for the week of June11, 2017
“And let us not be weary in well doing: for in due season we shall reap, if we faint not.”  (Galatians 6:9.)

            Beginning a good work is one thing; finishing, something altogether different and more difficult.  The temptation to quit, to give up, appears so very enticing when the critics carp and the work becomes tedious.  And Satan, as “a roaring lion . . . seeking whom he may devour,” understands this and uses such human frailties to his advantage.  He knows the quickest, surest way to stop a good work is by discouraging the workers.  He tempts us to accentuate the negative and eliminate the positive.  We know he’s lying, but still we listen.  We become weary in well doing.

            How unlike Nehemiah we are!

            Nehemiah hadn’t labored long in rebuilding the wall around Jerusalem before his enemies heard of it and started trying to halt the work.  First, they ridiculed the effort, suggesting the wall would fall under the weight of a fox.  The workers and the work continued.  The enemies then “conspired all of them together to come and to fight against Jerusalem, and to hinder it,” but still the work went forward with the workmen holding a tool in one hand and a weapon in the other.  Two of Nehemiah’s foes, Sanballat and Gershem, then tempted him to take a rest from the work and come down to the plain of Ono to talk things over.  But the invitation was refused and the wall continued toward completion.  Finally, ugly rumors were widely circulated in one last-ditch effort to discredit the work and the motive behind it.  But the work continued, and the wall was finished in just fifty-two days.          

            What caused Nehemiah’s success?  Two things.  First, “They perceived that the work was wrought of . . . God.”  (Nehemiah 6:16.)  And second, “The people had a mind to work.”  (Nehemiah 4:6.)  Because the work was perceived as greater than the workers, because it was properly understood as God’s work, the workers could neither be discouraged nor dissuaded.  Their eyes were not focused upon themselves, or their problems, but upon their God and His cause.  They lost themselves in their labors.

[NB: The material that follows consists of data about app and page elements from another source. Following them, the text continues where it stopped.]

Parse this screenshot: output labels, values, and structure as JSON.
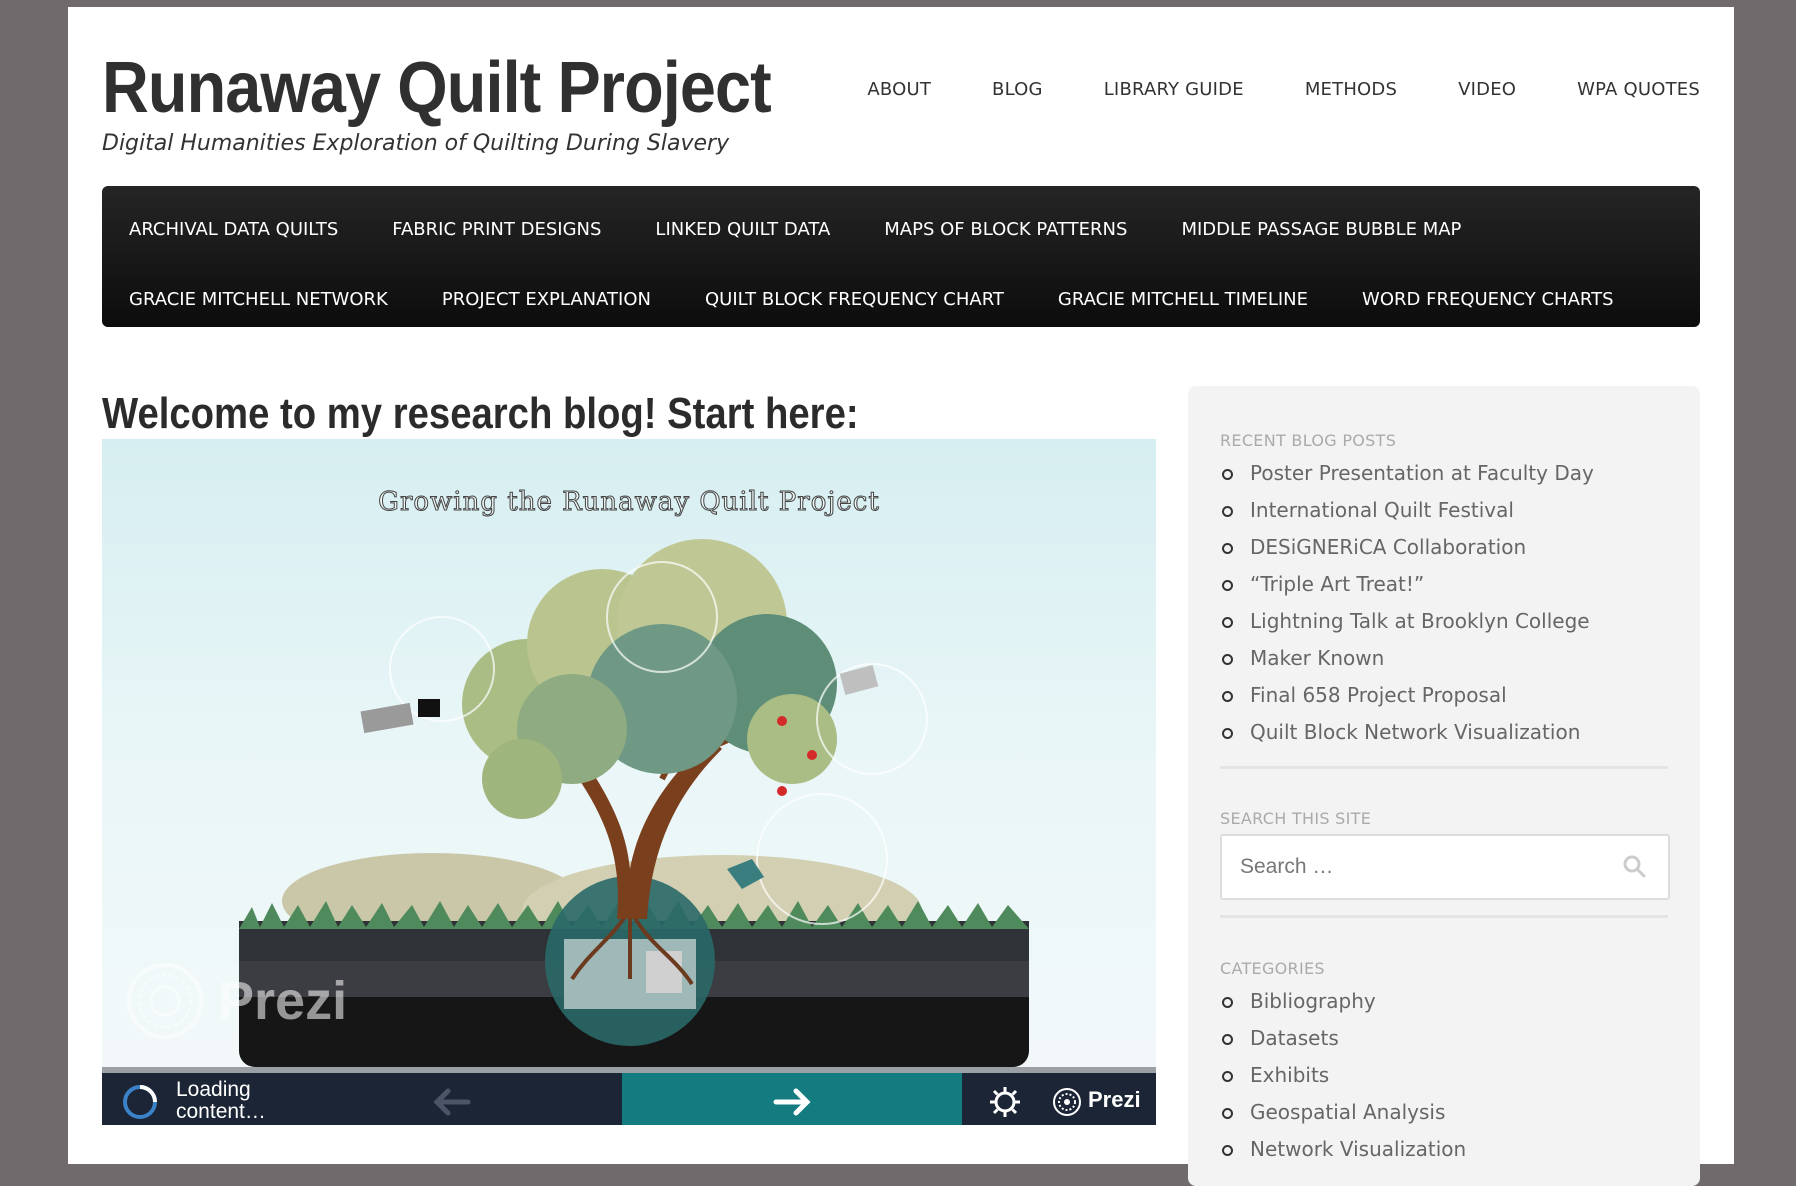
{
  "site": {
    "title": "Runaway Quilt Project",
    "description": "Digital Humanities Exploration of Quilting During Slavery"
  },
  "top_nav": [
    "ABOUT",
    "BLOG",
    "LIBRARY GUIDE",
    "METHODS",
    "VIDEO",
    "WPA QUOTES"
  ],
  "main_nav": {
    "row1": [
      "ARCHIVAL DATA QUILTS",
      "FABRIC PRINT DESIGNS",
      "LINKED QUILT DATA",
      "MAPS OF BLOCK PATTERNS",
      "MIDDLE PASSAGE BUBBLE MAP"
    ],
    "row2": [
      "GRACIE MITCHELL NETWORK",
      "PROJECT EXPLANATION",
      "QUILT BLOCK FREQUENCY CHART",
      "GRACIE MITCHELL TIMELINE",
      "WORD FREQUENCY CHARTS"
    ]
  },
  "post": {
    "title": "Welcome to my research blog! Start here:",
    "embed": {
      "presentation_title": "Growing the Runaway Quilt Project",
      "watermark": "Prezi",
      "loading_line1": "Loading",
      "loading_line2": "content…",
      "brand": "Prezi"
    }
  },
  "sidebar": {
    "recent_title": "RECENT BLOG POSTS",
    "recent_posts": [
      "Poster Presentation at Faculty Day",
      "International Quilt Festival",
      "DESiGNERiCA Collaboration",
      "“Triple Art Treat!”",
      "Lightning Talk at Brooklyn College",
      "Maker Known",
      "Final 658 Project Proposal",
      "Quilt Block Network Visualization"
    ],
    "search_title": "SEARCH THIS SITE",
    "search_placeholder": "Search …",
    "categories_title": "CATEGORIES",
    "categories": [
      "Bibliography",
      "Datasets",
      "Exhibits",
      "Geospatial Analysis",
      "Network Visualization"
    ]
  }
}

            Satan met a brick wall when he came up against Nehemiah.

            What does he meet when he advances toward us and the good works we attempt to perform?